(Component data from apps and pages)
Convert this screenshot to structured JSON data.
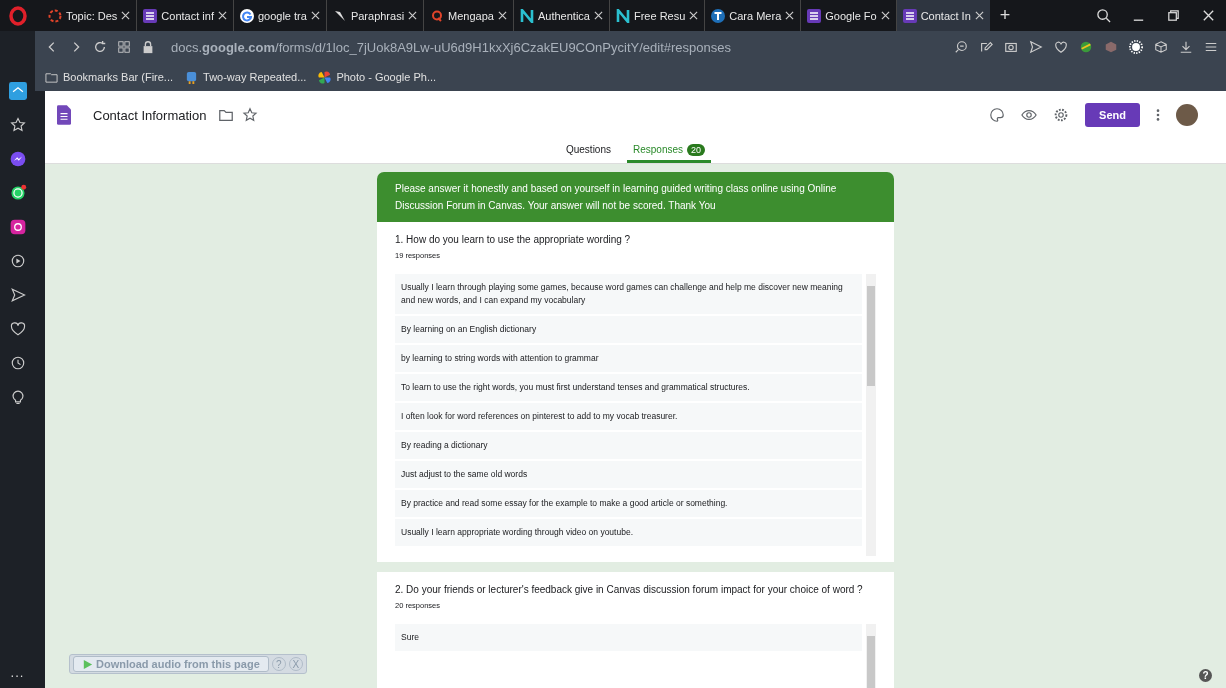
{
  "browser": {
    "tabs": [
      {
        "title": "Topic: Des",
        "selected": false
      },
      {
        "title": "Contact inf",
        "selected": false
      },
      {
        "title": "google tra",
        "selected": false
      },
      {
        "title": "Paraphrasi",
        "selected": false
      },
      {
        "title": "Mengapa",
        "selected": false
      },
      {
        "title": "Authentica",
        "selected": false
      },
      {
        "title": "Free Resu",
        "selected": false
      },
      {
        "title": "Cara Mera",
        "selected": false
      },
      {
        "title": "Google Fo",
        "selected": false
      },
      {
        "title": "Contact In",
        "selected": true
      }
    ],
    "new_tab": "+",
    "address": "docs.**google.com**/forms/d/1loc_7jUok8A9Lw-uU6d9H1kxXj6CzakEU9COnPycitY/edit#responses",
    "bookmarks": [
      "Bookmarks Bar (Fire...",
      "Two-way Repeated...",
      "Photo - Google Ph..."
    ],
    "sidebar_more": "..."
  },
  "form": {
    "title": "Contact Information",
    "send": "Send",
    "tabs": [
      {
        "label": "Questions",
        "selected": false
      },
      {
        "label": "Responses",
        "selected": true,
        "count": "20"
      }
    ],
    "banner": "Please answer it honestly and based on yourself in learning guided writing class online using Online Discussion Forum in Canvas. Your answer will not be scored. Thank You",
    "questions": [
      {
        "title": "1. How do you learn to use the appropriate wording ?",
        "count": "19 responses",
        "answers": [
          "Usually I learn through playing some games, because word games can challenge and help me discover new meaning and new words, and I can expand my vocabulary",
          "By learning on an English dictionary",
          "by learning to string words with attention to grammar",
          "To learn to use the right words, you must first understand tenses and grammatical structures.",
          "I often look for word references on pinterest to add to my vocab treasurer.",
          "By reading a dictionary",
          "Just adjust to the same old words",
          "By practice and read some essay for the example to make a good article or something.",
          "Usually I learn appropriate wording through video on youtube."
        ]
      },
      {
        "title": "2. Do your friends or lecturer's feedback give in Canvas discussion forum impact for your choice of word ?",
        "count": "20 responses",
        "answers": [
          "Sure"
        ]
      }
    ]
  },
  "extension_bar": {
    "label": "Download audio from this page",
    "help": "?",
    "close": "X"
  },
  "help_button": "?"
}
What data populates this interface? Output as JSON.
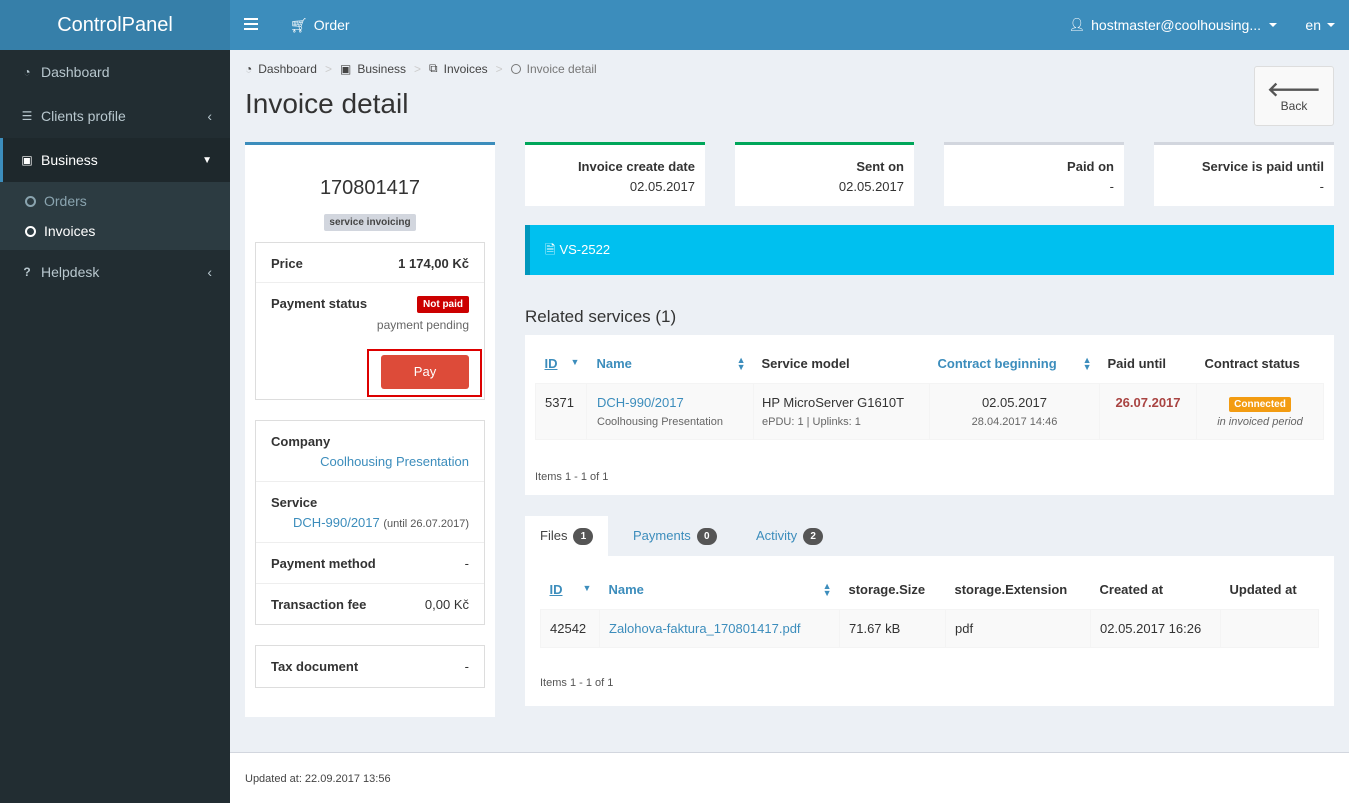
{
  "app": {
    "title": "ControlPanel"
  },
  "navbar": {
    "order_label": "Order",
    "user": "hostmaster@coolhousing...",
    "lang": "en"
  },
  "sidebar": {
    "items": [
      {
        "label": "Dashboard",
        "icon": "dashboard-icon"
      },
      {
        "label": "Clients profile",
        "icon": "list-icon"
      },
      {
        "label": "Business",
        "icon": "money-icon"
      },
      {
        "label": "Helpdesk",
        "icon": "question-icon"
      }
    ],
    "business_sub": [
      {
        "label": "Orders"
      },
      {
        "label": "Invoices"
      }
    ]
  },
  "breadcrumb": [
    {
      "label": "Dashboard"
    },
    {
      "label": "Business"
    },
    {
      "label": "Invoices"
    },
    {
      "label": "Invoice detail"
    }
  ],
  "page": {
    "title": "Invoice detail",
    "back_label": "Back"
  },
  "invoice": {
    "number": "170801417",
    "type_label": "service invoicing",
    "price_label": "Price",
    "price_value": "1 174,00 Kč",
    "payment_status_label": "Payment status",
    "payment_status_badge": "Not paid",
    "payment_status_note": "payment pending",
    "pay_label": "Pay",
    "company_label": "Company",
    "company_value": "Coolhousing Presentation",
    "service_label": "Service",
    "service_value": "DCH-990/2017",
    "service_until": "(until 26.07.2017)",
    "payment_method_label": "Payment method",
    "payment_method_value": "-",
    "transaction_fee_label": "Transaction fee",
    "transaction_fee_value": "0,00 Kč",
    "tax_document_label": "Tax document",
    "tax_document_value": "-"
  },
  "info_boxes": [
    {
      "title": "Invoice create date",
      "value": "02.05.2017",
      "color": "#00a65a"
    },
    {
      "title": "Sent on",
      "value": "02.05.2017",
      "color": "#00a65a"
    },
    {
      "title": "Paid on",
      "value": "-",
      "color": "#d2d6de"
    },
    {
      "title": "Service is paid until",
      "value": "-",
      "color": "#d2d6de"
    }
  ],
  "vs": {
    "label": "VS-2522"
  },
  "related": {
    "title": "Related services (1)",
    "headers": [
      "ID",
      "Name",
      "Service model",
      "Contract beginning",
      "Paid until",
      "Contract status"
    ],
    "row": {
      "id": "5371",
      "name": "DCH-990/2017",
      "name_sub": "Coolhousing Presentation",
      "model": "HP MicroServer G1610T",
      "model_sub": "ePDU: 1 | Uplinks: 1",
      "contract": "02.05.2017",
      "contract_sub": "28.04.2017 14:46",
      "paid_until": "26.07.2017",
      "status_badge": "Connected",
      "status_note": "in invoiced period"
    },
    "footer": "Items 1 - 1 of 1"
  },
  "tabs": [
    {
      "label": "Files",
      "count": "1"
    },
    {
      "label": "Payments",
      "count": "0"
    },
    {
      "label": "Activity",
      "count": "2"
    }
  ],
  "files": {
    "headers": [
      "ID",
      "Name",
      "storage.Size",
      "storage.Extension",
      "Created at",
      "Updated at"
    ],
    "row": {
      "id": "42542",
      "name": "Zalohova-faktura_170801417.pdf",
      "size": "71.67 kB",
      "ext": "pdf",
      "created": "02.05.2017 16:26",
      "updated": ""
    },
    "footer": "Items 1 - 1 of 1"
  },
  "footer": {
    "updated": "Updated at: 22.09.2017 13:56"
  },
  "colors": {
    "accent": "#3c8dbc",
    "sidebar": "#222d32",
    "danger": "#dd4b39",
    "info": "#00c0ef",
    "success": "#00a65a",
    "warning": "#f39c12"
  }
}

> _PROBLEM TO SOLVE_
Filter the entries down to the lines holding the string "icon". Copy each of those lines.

> _WRITTEN RESPONSE_
        "icon": "dashboard-icon"
        "icon": "list-icon"
        "icon": "money-icon"
        "icon": "question-icon"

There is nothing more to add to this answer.